What this task involves
Set down all the entries again, word for word.

Data supplied
>>>

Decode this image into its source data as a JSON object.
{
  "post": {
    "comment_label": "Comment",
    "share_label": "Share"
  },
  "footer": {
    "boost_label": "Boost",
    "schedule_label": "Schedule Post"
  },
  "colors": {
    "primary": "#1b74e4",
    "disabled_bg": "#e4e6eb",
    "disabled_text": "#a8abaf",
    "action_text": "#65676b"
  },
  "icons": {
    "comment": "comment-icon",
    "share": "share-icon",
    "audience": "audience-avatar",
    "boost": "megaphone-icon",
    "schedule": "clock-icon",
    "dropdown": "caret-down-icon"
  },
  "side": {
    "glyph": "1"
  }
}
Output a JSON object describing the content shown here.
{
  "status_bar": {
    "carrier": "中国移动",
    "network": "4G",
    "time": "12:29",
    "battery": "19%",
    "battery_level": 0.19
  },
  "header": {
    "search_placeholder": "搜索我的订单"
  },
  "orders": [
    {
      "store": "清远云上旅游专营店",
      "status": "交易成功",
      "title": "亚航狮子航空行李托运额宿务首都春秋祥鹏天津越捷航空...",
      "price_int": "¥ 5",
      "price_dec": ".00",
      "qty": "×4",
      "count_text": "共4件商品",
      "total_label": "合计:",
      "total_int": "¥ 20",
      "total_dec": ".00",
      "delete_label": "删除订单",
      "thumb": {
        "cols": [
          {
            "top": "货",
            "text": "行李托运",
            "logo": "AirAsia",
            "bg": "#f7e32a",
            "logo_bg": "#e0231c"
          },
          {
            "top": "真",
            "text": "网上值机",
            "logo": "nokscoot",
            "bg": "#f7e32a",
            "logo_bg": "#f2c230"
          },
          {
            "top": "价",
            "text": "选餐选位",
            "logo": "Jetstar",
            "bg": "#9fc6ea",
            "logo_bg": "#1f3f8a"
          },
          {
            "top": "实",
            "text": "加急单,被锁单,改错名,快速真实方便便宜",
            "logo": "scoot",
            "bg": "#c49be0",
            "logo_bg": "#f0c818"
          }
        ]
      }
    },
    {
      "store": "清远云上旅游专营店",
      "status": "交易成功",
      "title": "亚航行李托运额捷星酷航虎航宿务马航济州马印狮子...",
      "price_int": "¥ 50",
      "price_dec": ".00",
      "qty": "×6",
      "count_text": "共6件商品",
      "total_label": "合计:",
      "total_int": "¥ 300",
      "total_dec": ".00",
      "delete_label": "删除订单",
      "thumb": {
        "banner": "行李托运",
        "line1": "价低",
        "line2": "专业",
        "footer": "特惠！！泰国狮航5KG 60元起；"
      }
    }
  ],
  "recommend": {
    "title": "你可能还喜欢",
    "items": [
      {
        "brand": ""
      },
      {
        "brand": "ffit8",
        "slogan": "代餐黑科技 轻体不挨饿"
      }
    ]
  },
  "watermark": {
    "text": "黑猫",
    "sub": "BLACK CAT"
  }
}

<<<

Exercise output
Decode this image into its source data as a JSON object.
{
  "post": {
    "comment_label": "Comment",
    "share_label": "Share"
  },
  "footer": {
    "boost_label": "Boost",
    "schedule_label": "Schedule Post"
  },
  "colors": {
    "primary": "#1b74e4",
    "disabled_bg": "#e4e6eb",
    "disabled_text": "#a8abaf",
    "action_text": "#65676b"
  },
  "icons": {
    "comment": "comment-icon",
    "share": "share-icon",
    "audience": "audience-avatar",
    "boost": "megaphone-icon",
    "schedule": "clock-icon",
    "dropdown": "caret-down-icon"
  },
  "side": {
    "glyph": "1"
  }
}
Output a JSON object describing the content shown here.
{
  "status_bar": {
    "carrier": "中国移动",
    "network": "4G",
    "time": "12:29",
    "battery": "19%",
    "battery_level": 0.19
  },
  "header": {
    "search_placeholder": "搜索我的订单"
  },
  "orders": [
    {
      "store": "清远云上旅游专营店",
      "status": "交易成功",
      "title": "亚航狮子航空行李托运额宿务首都春秋祥鹏天津越捷航空...",
      "price_int": "¥ 5",
      "price_dec": ".00",
      "qty": "×4",
      "count_text": "共4件商品",
      "total_label": "合计:",
      "total_int": "¥ 20",
      "total_dec": ".00",
      "delete_label": "删除订单",
      "thumb": {
        "cols": [
          {
            "top": "货",
            "text": "行李托运",
            "logo": "AirAsia",
            "bg": "#f7e32a",
            "logo_bg": "#e0231c"
          },
          {
            "top": "真",
            "text": "网上值机",
            "logo": "nokscoot",
            "bg": "#f7e32a",
            "logo_bg": "#f2c230"
          },
          {
            "top": "价",
            "text": "选餐选位",
            "logo": "Jetstar",
            "bg": "#9fc6ea",
            "logo_bg": "#1f3f8a"
          },
          {
            "top": "实",
            "text": "加急单,被锁单,改错名,快速真实方便便宜",
            "logo": "scoot",
            "bg": "#c49be0",
            "logo_bg": "#f0c818"
          }
        ]
      }
    },
    {
      "store": "清远云上旅游专营店",
      "status": "交易成功",
      "title": "亚航行李托运额捷星酷航虎航宿务马航济州马印狮子...",
      "price_int": "¥ 50",
      "price_dec": ".00",
      "qty": "×6",
      "count_text": "共6件商品",
      "total_label": "合计:",
      "total_int": "¥ 300",
      "total_dec": ".00",
      "delete_label": "删除订单",
      "thumb": {
        "banner": "行李托运",
        "line1": "价低",
        "line2": "专业",
        "footer": "特惠！！泰国狮航5KG 60元起；"
      }
    }
  ],
  "recommend": {
    "title": "你可能还喜欢",
    "items": [
      {
        "brand": ""
      },
      {
        "brand": "ffit8",
        "slogan": "代餐黑科技 轻体不挨饿"
      }
    ]
  },
  "watermark": {
    "text": "黑猫",
    "sub": "BLACK CAT"
  }
}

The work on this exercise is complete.